Time's running out. It's currently free to take a look around the Royal Greenwich Observatory and to stand on the meridian line in the courtyard with your feet in separate hemispheres. But it won't be free for long. A ten pound entrance charge is being imposed in a fortnight's time (starts 10am, Tuesday 8th March). If you fancy a look round the home of time for nothing, you'd better hurry.
Entrance to the Observatory has been free since 2001, with approximately 1½ million visitors passing through each year. The owners say that this has significantly increased wear and tear on the site, so they needs your money. Without extra revenue, they argue, there'll be no improvements to the visitor experience. They don't say it's the recession or cuts have brought this sudden change around, but that must be a factor. And this way they can expect fewer visitors, so less wear and tear, so maybe that will keep them happier.
Adults will be charged £10 (up from zero) and senior citizens £7.50 (up from zero). Children under 16 will, however, continue to get inside for nothing (which will be a relief for large families). As a bonus each ticket will allow you back inside over the next 12 months as many times as you like, although you'd have to be a bit of a time and space nut to think that's going to be useful.
I'm a bit of a time and space nut, so I go to the Royal Greenwich Observatory fairly regularly. I even tell you about it sometimes (2004, 2004 again, 2007, 2009). But even I'd find it difficult to get value for money out of an annual pass. I know the place too well to want to fork out a tenner to see the same things again, and then again within twelve months. So I went round one last time yesterday before I probably don't ever bother to go round again.
There's no money-collecting window at the entrance to the Royal Greenwich Observatory today.

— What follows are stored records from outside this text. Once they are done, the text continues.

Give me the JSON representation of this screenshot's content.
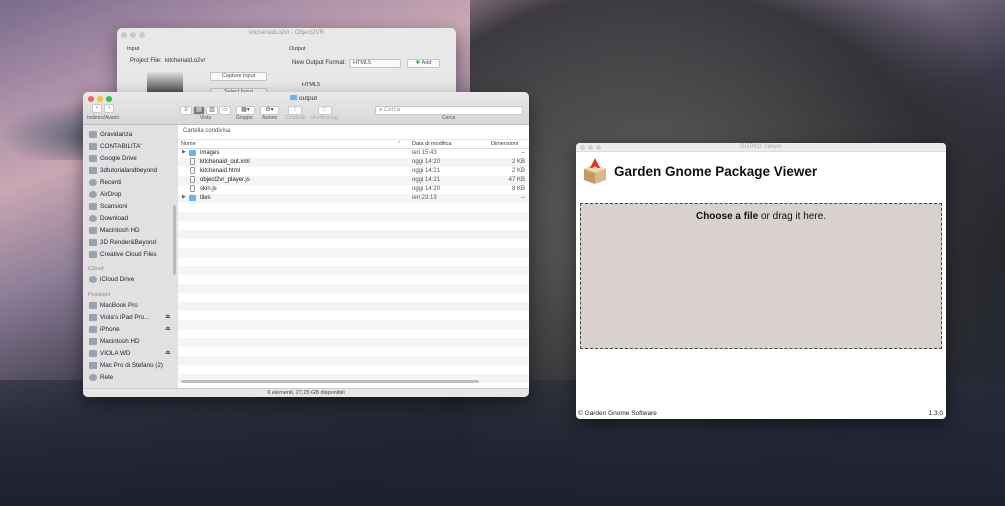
{
  "object2vr": {
    "title": "kitchenaid.o2vr - Object2VR",
    "input_label": "Input",
    "project_file_label": "Project File:",
    "project_file": "kitchenaid.o2vr",
    "capture_input": "Capture Input",
    "select_input": "Select Input",
    "output_label": "Output",
    "new_output_format_label": "New Output Format:",
    "format_value": "HTML5",
    "add_button": "Add",
    "output_item": "HTML5"
  },
  "finder": {
    "folder_title": "output",
    "back_forward_label": "Indietro/Avanti",
    "toolbar_captions": {
      "vista": "Vista",
      "gruppo": "Gruppo",
      "azione": "Azione",
      "condividi": "Condividi",
      "modifica_tag": "Modifica tag",
      "cerca": "Cerca"
    },
    "search_placeholder": "Cerca",
    "sidebar": {
      "favorites": [
        "Gravidanza",
        "CONTABILITA'",
        "Google Drive",
        "3dtutorialandbeyond",
        "Recenti",
        "AirDrop",
        "Scansioni",
        "Download",
        "Macintosh HD",
        "3D Render&Beyond",
        "Creative Cloud Files"
      ],
      "icloud_header": "iCloud",
      "icloud": [
        "iCloud Drive"
      ],
      "locations_header": "Posizioni",
      "locations": [
        "MacBook Pro",
        "Viola's iPad Pro...",
        "iPhone",
        "Macintosh HD",
        "VIOLA WD",
        "Mac Pro di Stefano (2)",
        "Rete"
      ]
    },
    "path_header": "Cartella condivisa",
    "columns": {
      "name": "Nome",
      "date": "Data di modifica",
      "size": "Dimensioni"
    },
    "files": [
      {
        "name": "images",
        "date": "ieri 15:43",
        "size": "--",
        "kind": "folder"
      },
      {
        "name": "kitchenaid_out.xml",
        "date": "oggi 14:20",
        "size": "2 KB",
        "kind": "file"
      },
      {
        "name": "kitchenaid.html",
        "date": "oggi 14:21",
        "size": "2 KB",
        "kind": "file"
      },
      {
        "name": "object2vr_player.js",
        "date": "oggi 14:21",
        "size": "47 KB",
        "kind": "file"
      },
      {
        "name": "skin.js",
        "date": "oggi 14:20",
        "size": "8 KB",
        "kind": "file"
      },
      {
        "name": "tiles",
        "date": "ieri 23:13",
        "size": "--",
        "kind": "folder"
      }
    ],
    "status": "6 elementi, 27,25 GB disponibili"
  },
  "ggpkg": {
    "window_title": "GGPKG Viewer",
    "heading": "Garden Gnome Package Viewer",
    "drop_link": "Choose a file",
    "drop_rest": " or drag it here.",
    "footer": "© Garden Gnome Software",
    "version": "1.3.0"
  },
  "colors": {
    "folder": "#6ab5e8",
    "drop_bg": "#d8d1cd",
    "add_icon": "#3cb043"
  }
}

There used to be, even when entrance had been free for years, so that visitors could be issued with a special ticket which said £0-00. But these days you stroll straight through, then turn right for all things chronological. The ticket desk is ready and waiting inside the Information building, where for now a bored woman sits ready to sell you a souvenir programme or audio guide (note for punters: there's also a selection of London 2012 goodies, every single item with the "Union Jack" version of the logo because presumably that's the only version that sells). Then out through the garden, around the corner and there's the legendary Meridian Courtyard.

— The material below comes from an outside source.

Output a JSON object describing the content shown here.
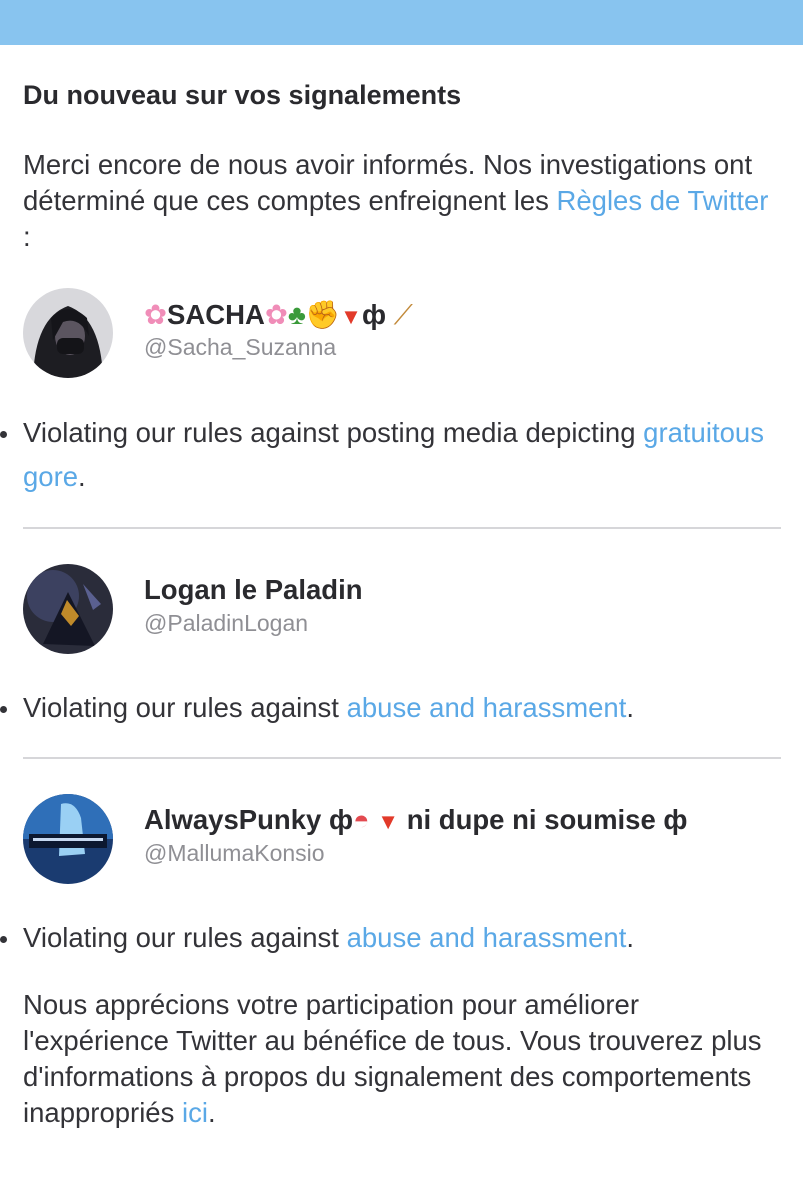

Here's the line where everybody wants their photo taken. One foot in the western hemisphere, one in the east, and a great big grin before the shutter clicks. Many of those milling around are foreign tourists, and the Observatory is very much hoping that the imposition of admission charges won't put them off. Once they've walked across Greenwich Park and panted up the hill, of course they're going to fork out to look inside. Londoners who live closer by may not be so willing, however. They're likely to make do with a photograph on the runty strip of meridian that crosses the footpath immediately below, if indeed they can be bothered at all. But the courtyard's the place for a 'proper' photo. If you want any hope of getting your shot without anybody else in it, come immediately after the gates open at 10am. Or come on a weekday. Or come after 8th March.

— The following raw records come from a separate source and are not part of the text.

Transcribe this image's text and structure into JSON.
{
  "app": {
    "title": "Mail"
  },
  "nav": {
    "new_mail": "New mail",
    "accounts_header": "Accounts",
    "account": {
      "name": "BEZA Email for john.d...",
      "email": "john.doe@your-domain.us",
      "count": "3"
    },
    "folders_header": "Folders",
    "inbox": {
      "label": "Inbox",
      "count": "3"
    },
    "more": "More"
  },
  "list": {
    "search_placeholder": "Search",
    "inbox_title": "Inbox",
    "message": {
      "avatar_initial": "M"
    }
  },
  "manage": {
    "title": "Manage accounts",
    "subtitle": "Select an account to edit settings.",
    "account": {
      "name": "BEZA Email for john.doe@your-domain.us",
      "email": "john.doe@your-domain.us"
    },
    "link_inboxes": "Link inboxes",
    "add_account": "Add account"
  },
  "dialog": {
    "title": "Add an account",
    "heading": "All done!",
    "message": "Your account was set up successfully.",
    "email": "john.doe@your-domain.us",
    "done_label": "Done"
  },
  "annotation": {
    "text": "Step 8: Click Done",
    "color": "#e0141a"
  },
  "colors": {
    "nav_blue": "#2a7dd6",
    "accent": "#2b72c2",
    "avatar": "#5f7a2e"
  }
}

Apart from the famous line through the cobbles [photo], what else will you get for your £10? There's a camera obscura (which was especially obscure yesterday, and which I've never seen working). There's Flamsteed House, where the old Astronomer Royals lived and worked, now home to an exhibition on time. They've got John Harrison's historic chronometers, the ones which solved The Longitude Problem, and several other clocky exhibits. I love this stuff, but I bet most visitors will continue to walk through fairly quickly without engaging at any deep level. There's the Octagon Room, restored to Georgian glory, from whose roof the Time ball drops at 1pm daily. There's the Meridian Building with its old telescopes, one of which precisely defines the current Greenwich Meridian. And there's a climb up a rickety spiral staircase to see the largest refracting telescope in Britain, still functional beneath its copper dome. Not bad for a tenner if you're genuinely interested, although that's a big 'if' for many.
Rest assured that the remainder of the Observatory site will remain free to view. Turn left for the Astronomy Centre, opened 2007, and for the courtyard around the Peter HarrisonPlanetarium. If you have children this is the half they'll be much more interested in, with lots of interactive exhibits and flashy visuals, plus they'll be learning something at the same time. I asked at the front desk and they confirmed, this bit's definitely still free after March. But not the main chunk of the Observatory, the zero line that everybody really wants to see. Fifteen days to go. Hurry, there's still time.